Cork has for centuries been the spiritual partner to wine. Throughout the cork tree's long history of
cultivation, the farmer's gentle prodding has enabled cork products to grow in quality and character.
There are many facets of the cork industry, most people don't even realize that cork is the bark of
Cork Oak trees that grow almost exclusively in one region of the world.
The supply of cork is limited but guaranteed. Cork trees occupy vast areas and are constantly
reproducing. The areas occupied by cork trees are situated west of the Mediterranean basin and on the
Atlantic coast many in Portugal, always close to vineyards. The cork tree needs a lot of light, relatively
little rain, a degree of humidity, and thrives in altitudes up to 1,400 meters (above sea level).
The cork tree has a natural reproduction, by acorns or, more frequently, by producing shoots;
however, these processes can be improved with extra care. Cork renews itself every 9 or 10 years
over approximately 150 years. Like all trees, the cork oak bears sap wood formed from the bast (or

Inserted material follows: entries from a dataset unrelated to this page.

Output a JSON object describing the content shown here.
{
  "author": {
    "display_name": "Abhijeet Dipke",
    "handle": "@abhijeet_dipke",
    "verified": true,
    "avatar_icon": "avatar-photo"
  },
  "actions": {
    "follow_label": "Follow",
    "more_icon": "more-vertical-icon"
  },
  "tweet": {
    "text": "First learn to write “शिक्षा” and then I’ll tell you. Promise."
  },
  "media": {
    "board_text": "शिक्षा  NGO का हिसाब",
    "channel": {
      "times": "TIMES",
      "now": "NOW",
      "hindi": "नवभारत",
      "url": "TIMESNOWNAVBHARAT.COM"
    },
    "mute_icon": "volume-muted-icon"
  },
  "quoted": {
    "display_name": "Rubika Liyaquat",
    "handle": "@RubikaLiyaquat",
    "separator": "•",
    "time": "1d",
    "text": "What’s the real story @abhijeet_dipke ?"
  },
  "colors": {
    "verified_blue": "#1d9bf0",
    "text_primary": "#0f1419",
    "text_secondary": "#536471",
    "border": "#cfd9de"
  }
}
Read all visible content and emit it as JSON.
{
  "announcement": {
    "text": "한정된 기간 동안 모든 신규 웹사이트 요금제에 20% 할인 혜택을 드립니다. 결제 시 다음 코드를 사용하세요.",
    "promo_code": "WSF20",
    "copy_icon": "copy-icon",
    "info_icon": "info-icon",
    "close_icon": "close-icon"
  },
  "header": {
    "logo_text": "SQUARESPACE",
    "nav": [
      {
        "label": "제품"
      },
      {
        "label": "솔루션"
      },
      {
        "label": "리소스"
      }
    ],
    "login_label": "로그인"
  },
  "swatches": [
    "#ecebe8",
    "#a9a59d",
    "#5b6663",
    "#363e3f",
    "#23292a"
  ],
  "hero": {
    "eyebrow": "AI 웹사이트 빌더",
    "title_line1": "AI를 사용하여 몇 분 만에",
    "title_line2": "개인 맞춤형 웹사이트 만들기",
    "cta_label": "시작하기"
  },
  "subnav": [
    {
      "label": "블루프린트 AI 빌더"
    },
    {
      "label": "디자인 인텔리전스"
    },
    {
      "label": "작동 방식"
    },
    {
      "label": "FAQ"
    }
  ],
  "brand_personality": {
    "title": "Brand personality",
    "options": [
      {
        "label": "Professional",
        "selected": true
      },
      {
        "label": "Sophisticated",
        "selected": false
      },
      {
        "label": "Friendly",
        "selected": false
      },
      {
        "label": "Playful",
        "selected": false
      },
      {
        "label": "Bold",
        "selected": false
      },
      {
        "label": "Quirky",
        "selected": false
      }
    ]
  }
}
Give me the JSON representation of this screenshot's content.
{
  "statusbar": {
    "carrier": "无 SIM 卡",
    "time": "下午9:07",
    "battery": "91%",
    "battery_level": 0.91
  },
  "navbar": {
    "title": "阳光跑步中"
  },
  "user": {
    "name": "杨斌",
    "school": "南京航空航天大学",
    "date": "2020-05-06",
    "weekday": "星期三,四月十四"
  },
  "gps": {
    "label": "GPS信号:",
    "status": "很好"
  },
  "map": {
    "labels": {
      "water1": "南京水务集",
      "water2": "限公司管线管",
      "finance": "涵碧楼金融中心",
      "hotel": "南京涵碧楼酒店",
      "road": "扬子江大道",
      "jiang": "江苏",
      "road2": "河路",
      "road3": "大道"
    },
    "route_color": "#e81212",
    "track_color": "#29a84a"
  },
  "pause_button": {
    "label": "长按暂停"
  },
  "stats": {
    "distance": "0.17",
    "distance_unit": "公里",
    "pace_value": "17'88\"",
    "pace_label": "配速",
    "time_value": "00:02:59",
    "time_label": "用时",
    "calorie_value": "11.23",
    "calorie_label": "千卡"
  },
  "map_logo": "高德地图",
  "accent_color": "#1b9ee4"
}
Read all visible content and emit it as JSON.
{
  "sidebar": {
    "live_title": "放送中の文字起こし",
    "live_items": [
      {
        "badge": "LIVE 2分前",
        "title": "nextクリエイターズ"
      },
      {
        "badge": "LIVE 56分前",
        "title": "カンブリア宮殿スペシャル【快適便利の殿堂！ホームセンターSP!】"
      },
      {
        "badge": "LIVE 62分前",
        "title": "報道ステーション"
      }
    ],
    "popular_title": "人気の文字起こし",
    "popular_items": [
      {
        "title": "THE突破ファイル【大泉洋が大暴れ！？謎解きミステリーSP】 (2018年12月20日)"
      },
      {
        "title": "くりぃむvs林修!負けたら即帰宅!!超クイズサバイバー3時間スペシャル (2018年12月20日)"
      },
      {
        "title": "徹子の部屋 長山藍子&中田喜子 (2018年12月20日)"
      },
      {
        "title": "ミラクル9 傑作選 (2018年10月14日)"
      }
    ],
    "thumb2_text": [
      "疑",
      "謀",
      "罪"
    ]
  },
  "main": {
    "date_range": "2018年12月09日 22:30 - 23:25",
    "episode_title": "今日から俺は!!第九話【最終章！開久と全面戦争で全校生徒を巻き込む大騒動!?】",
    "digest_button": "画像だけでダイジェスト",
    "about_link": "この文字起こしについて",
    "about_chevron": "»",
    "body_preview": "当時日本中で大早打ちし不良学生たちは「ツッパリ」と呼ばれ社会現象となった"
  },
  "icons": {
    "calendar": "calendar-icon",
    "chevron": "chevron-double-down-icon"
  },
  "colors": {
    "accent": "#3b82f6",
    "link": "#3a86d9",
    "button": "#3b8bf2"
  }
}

inner bark) and the core. However, what sets it apart from other trees, particularly other oak trees, is
its capacity to create a remarkable, complex fatty tissue (suberin) from its inner bark when it is
separated from its protective covering.
The productive layers of the bast (inner bark), are called: cambium, the internal layer which grows
towards the wood core of the tree; and phloem, the external layer which grows in the direction of the
bark and produces cork.
In this way cork is formed at a rate of 1.5 mm per year, till a thickness of more than 60 mm is
reached. This cork is called virgin cork and does not come away by itself; it is hard, and unsuitable for
cork stoppers. On the other hand, it is used for the manufacture of bonding materials, because, after
cork expansion by heat, the resin it contains becomes an excellent agglomerate.
When the trunk has reached a circumference of at least 0.80 meters, which corresponds to a
virgin cork layer of 30 to 35 mm, the process of unmasking or peeling of the cork may take place. The
expression "unmasking the virgin cork" is particularly appropriate since that part of the tree, which is
revealed when the virgin cork is removed, is called the mother. The stripping, when well done, does not
harm the trees, because the first layer of reproduction cork merges with the continuously developing
virgin layer in the unpeeled part of the tree.
The area known as the 'mother' changes from a rose color to red ochre, then a reddish brown, and
the following year to a grey, crust-like formation. From this the reproduction
cork originates, at a rate of 1.5 mm to 4 mm per year. It is necessary to wait
at least 9 years after stripping the virgin cork, before stripping again so as to
get the first useful harvest, that is to say a thickness of around 2 to 5 cm.
The collection of the cork or the harvest, may be repeated every 9 years,
and up to 12 or 15 harvests may be reaped. After this, the tree will no
longer be acceptably productive.
The cork rings which make up the handle/grip of your fly rod come from
exactly this cork. (Sage rods shown, which do use Pace cork).~ Publisher, FAOL